* _DATASET EXTRACT_
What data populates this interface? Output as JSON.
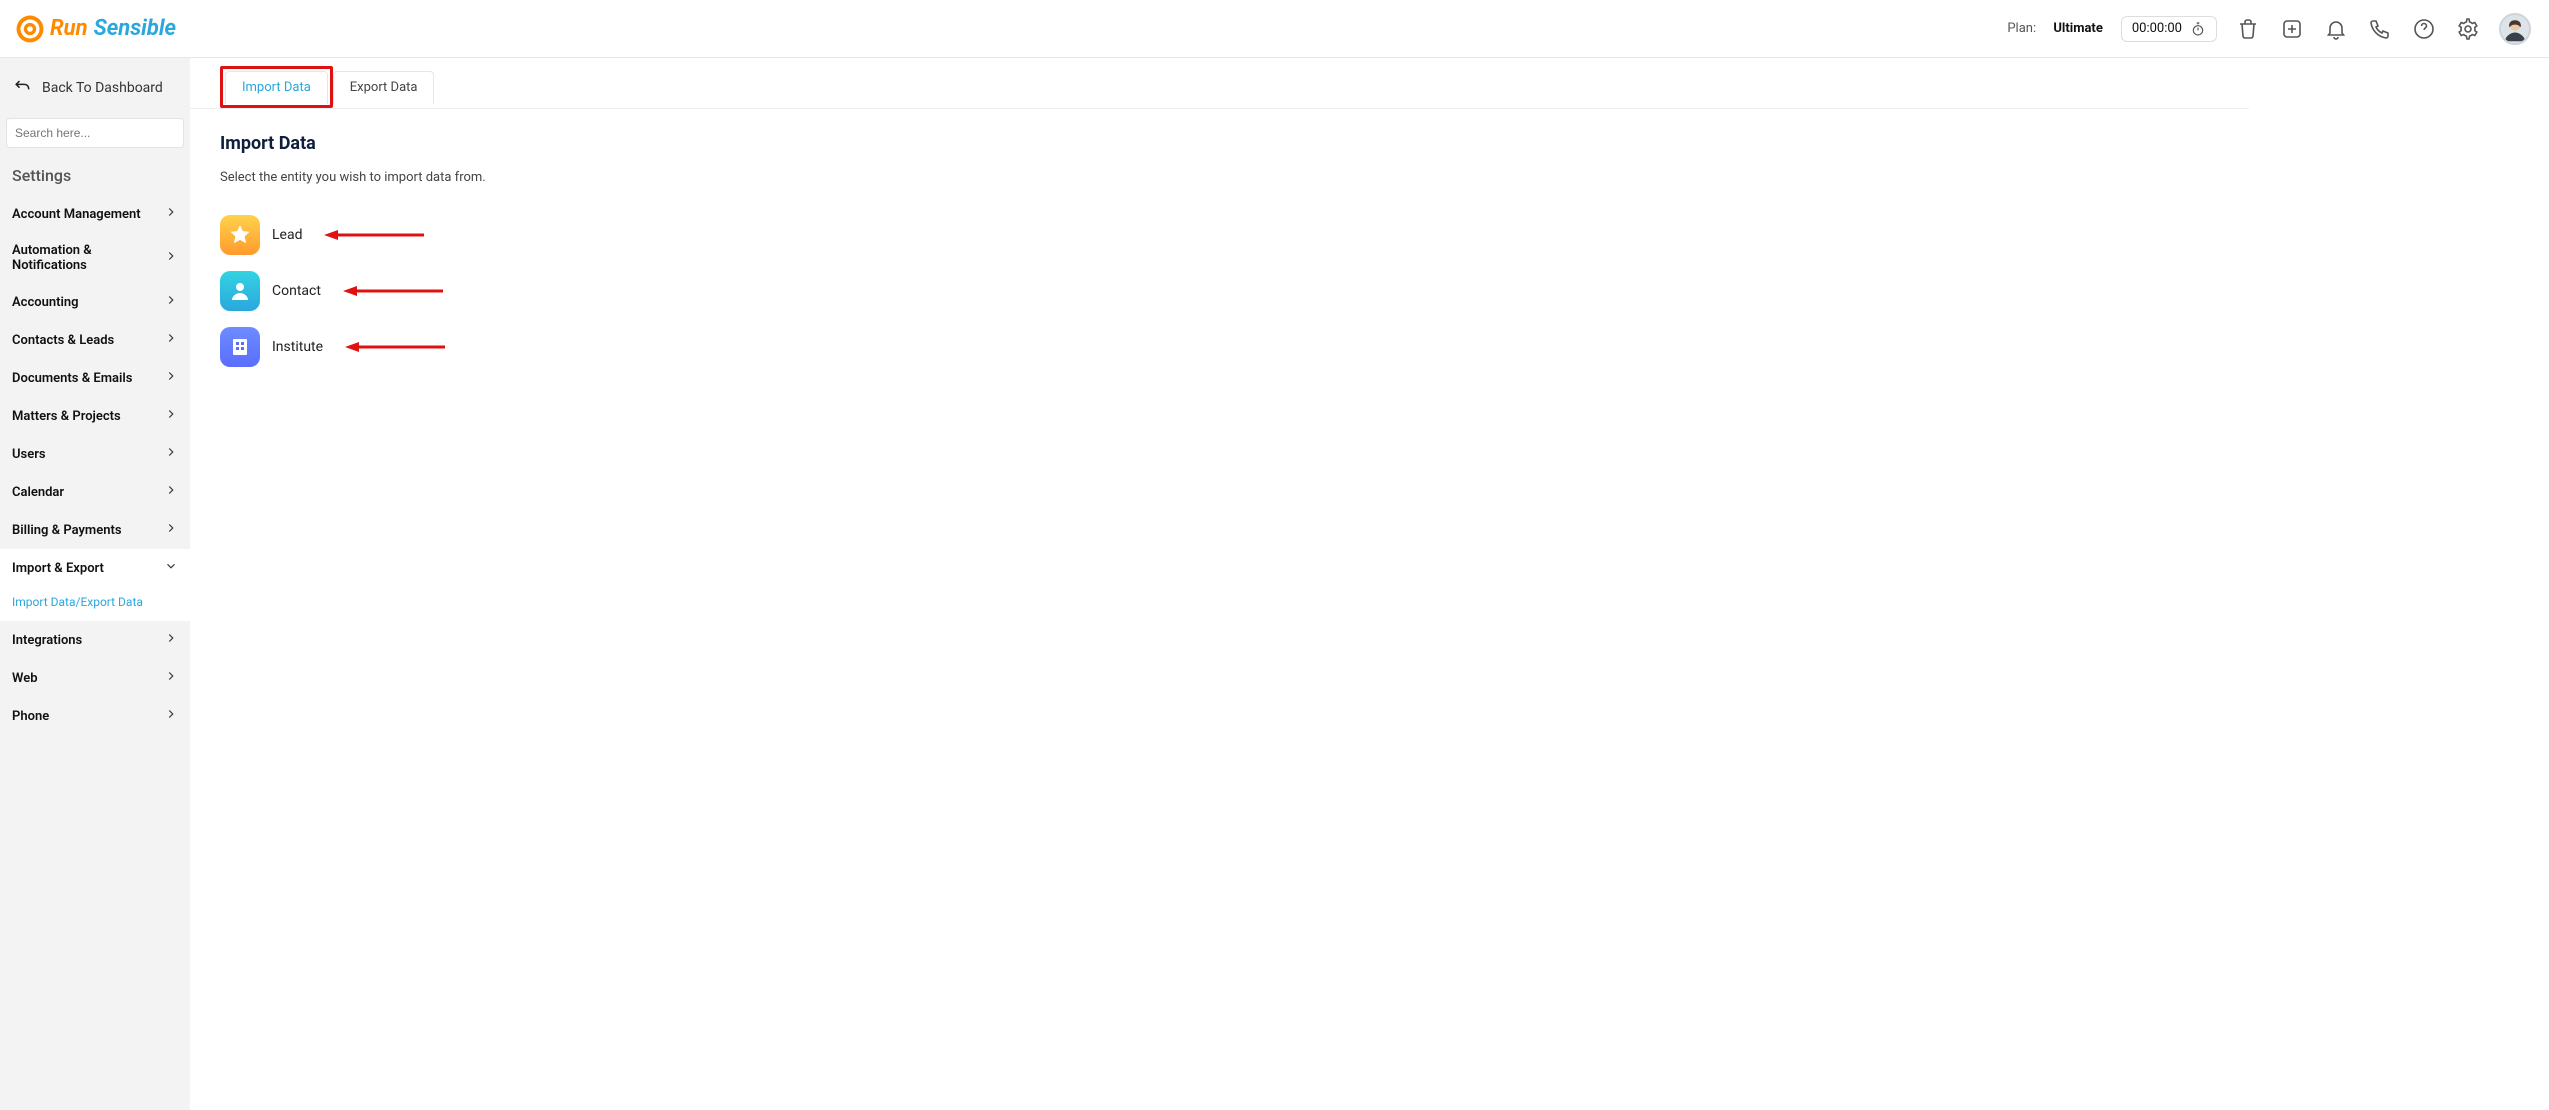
{
  "header": {
    "logo_word1": "Run",
    "logo_word2": "Sensible",
    "plan_label": "Plan:",
    "plan_value": "Ultimate",
    "timer_value": "00:00:00"
  },
  "sidebar": {
    "back_label": "Back To Dashboard",
    "search_placeholder": "Search here...",
    "settings_label": "Settings",
    "items": [
      {
        "label": "Account Management",
        "expanded": false
      },
      {
        "label": "Automation & Notifications",
        "expanded": false
      },
      {
        "label": "Accounting",
        "expanded": false
      },
      {
        "label": "Contacts & Leads",
        "expanded": false
      },
      {
        "label": "Documents & Emails",
        "expanded": false
      },
      {
        "label": "Matters & Projects",
        "expanded": false
      },
      {
        "label": "Users",
        "expanded": false
      },
      {
        "label": "Calendar",
        "expanded": false
      },
      {
        "label": "Billing & Payments",
        "expanded": false
      },
      {
        "label": "Import & Export",
        "expanded": true
      },
      {
        "label": "Integrations",
        "expanded": false
      },
      {
        "label": "Web",
        "expanded": false
      },
      {
        "label": "Phone",
        "expanded": false
      }
    ],
    "import_export_sub": "Import Data/Export Data"
  },
  "tabs": {
    "import": "Import Data",
    "export": "Export Data"
  },
  "page": {
    "title": "Import Data",
    "subtitle": "Select the entity you wish to import data from.",
    "entities": [
      {
        "label": "Lead"
      },
      {
        "label": "Contact"
      },
      {
        "label": "Institute"
      }
    ]
  }
}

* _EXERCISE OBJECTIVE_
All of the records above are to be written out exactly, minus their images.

* _SOLUTION_
What data populates this interface? Output as JSON.
{
  "header": {
    "logo_word1": "Run",
    "logo_word2": "Sensible",
    "plan_label": "Plan:",
    "plan_value": "Ultimate",
    "timer_value": "00:00:00"
  },
  "sidebar": {
    "back_label": "Back To Dashboard",
    "search_placeholder": "Search here...",
    "settings_label": "Settings",
    "items": [
      {
        "label": "Account Management",
        "expanded": false
      },
      {
        "label": "Automation & Notifications",
        "expanded": false
      },
      {
        "label": "Accounting",
        "expanded": false
      },
      {
        "label": "Contacts & Leads",
        "expanded": false
      },
      {
        "label": "Documents & Emails",
        "expanded": false
      },
      {
        "label": "Matters & Projects",
        "expanded": false
      },
      {
        "label": "Users",
        "expanded": false
      },
      {
        "label": "Calendar",
        "expanded": false
      },
      {
        "label": "Billing & Payments",
        "expanded": false
      },
      {
        "label": "Import & Export",
        "expanded": true
      },
      {
        "label": "Integrations",
        "expanded": false
      },
      {
        "label": "Web",
        "expanded": false
      },
      {
        "label": "Phone",
        "expanded": false
      }
    ],
    "import_export_sub": "Import Data/Export Data"
  },
  "tabs": {
    "import": "Import Data",
    "export": "Export Data"
  },
  "page": {
    "title": "Import Data",
    "subtitle": "Select the entity you wish to import data from.",
    "entities": [
      {
        "label": "Lead"
      },
      {
        "label": "Contact"
      },
      {
        "label": "Institute"
      }
    ]
  }
}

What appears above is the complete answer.